I’ve always thought of “Our Town” as a quaint, almost saccharine, representation of regressive, early twentieth century middle America.
But this production, directed by Linda Cash, has taken the time to find the subtleties and deeply human aspects of the script. It won a Pulitzer Prize for a reason.
First produced in 1938, it was one of the first pieces of contemporary drama to self-consciously “break the fourth wall,” which was playwright Thorton Wilder’s reaction to what he thought was a growing insincerity in the theatre of his time.
It is a sincere exploration of the eternal human experience that is present in the most mundane of moments. It invites us to consider, with no cynicism or affectation, what is truly important “in our growing up and in our marrying and in our living and in our dying.”
There is a reason this show won a Pulitzer Prize during the inception of one of the most brutal wars of history.

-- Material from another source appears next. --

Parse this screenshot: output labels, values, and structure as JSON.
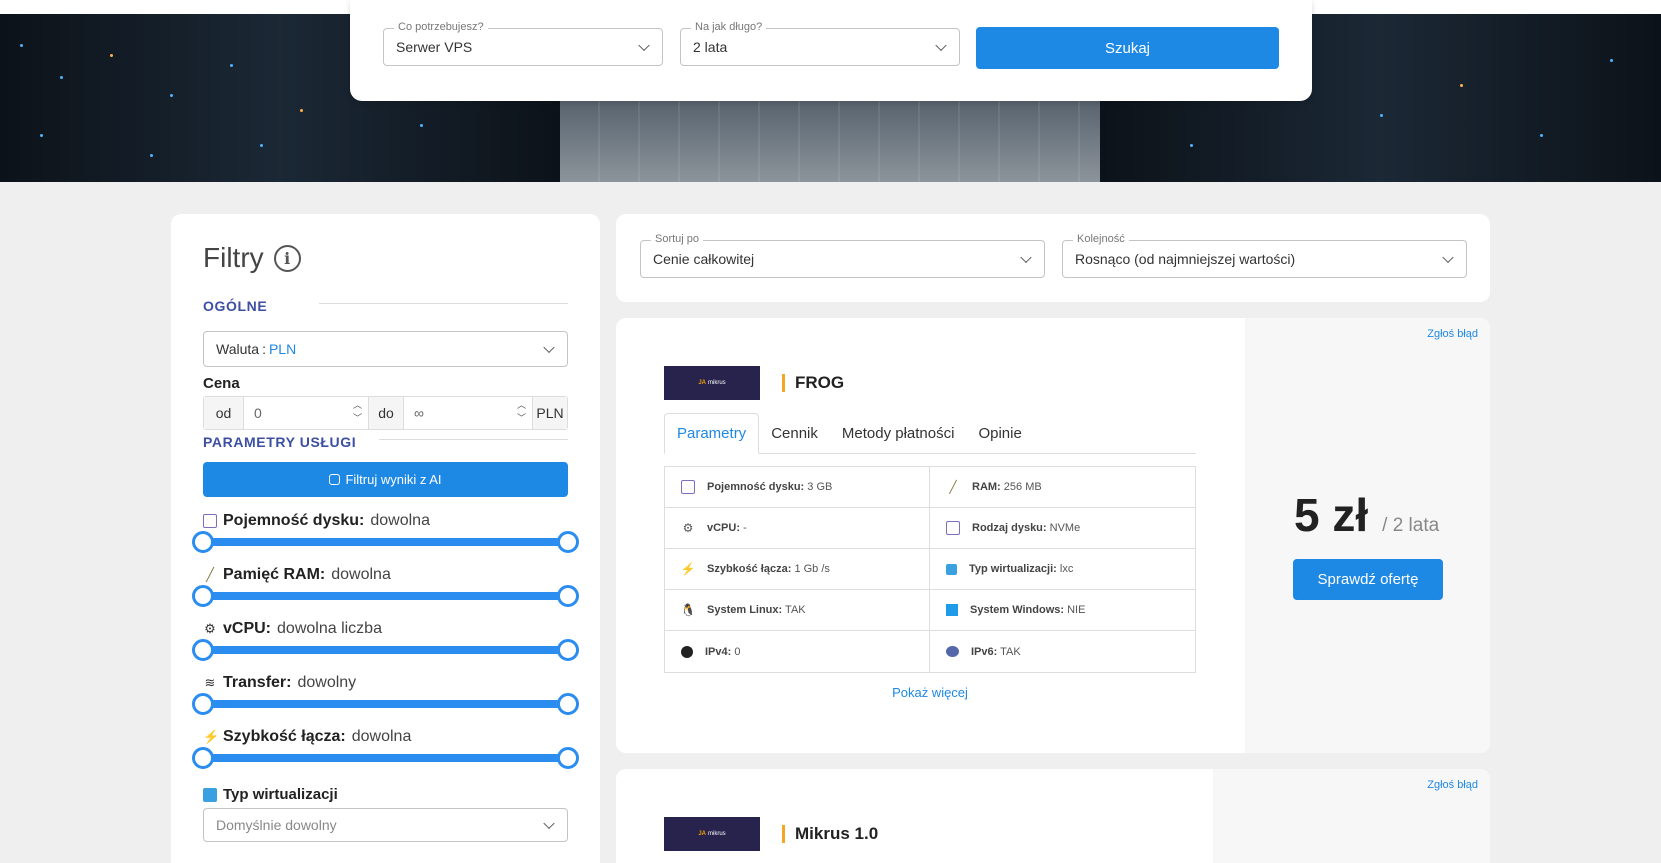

This show is a strident antidote for our time of “high cynicism.” But it is not naive nor is it facile. And if you pay attention (an invitation to “pay more attention” being one of the gifts the script delivers) it contains many eternal truths.

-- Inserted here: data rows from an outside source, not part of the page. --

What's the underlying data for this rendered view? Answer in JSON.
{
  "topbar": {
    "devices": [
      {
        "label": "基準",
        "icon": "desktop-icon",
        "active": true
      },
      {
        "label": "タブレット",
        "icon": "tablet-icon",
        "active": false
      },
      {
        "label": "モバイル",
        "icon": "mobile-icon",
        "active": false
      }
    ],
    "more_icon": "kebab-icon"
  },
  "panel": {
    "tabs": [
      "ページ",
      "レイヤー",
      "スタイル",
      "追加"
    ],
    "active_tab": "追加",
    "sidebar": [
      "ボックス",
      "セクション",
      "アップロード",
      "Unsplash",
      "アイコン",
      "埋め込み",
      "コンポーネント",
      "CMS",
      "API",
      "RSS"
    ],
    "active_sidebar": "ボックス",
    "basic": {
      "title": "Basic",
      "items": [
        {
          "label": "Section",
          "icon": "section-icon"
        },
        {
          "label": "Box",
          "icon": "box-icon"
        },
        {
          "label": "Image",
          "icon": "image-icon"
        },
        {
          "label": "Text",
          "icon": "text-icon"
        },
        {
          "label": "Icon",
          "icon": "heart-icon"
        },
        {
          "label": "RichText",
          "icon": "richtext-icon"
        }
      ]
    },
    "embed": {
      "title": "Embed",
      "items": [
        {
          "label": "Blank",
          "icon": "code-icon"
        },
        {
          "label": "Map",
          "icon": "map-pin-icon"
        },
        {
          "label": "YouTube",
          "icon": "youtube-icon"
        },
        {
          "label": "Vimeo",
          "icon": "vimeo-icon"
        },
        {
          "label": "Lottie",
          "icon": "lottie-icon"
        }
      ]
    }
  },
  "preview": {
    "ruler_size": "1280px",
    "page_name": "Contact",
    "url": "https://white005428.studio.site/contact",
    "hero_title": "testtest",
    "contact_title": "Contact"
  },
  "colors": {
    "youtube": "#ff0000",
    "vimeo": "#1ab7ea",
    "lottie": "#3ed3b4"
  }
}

Come out tonight or Saturday to the Market Hall. Let drop your expectations of having everything quickly and conveniently delivered in bite sized pieces and take some time to mull over what is really important to YOU.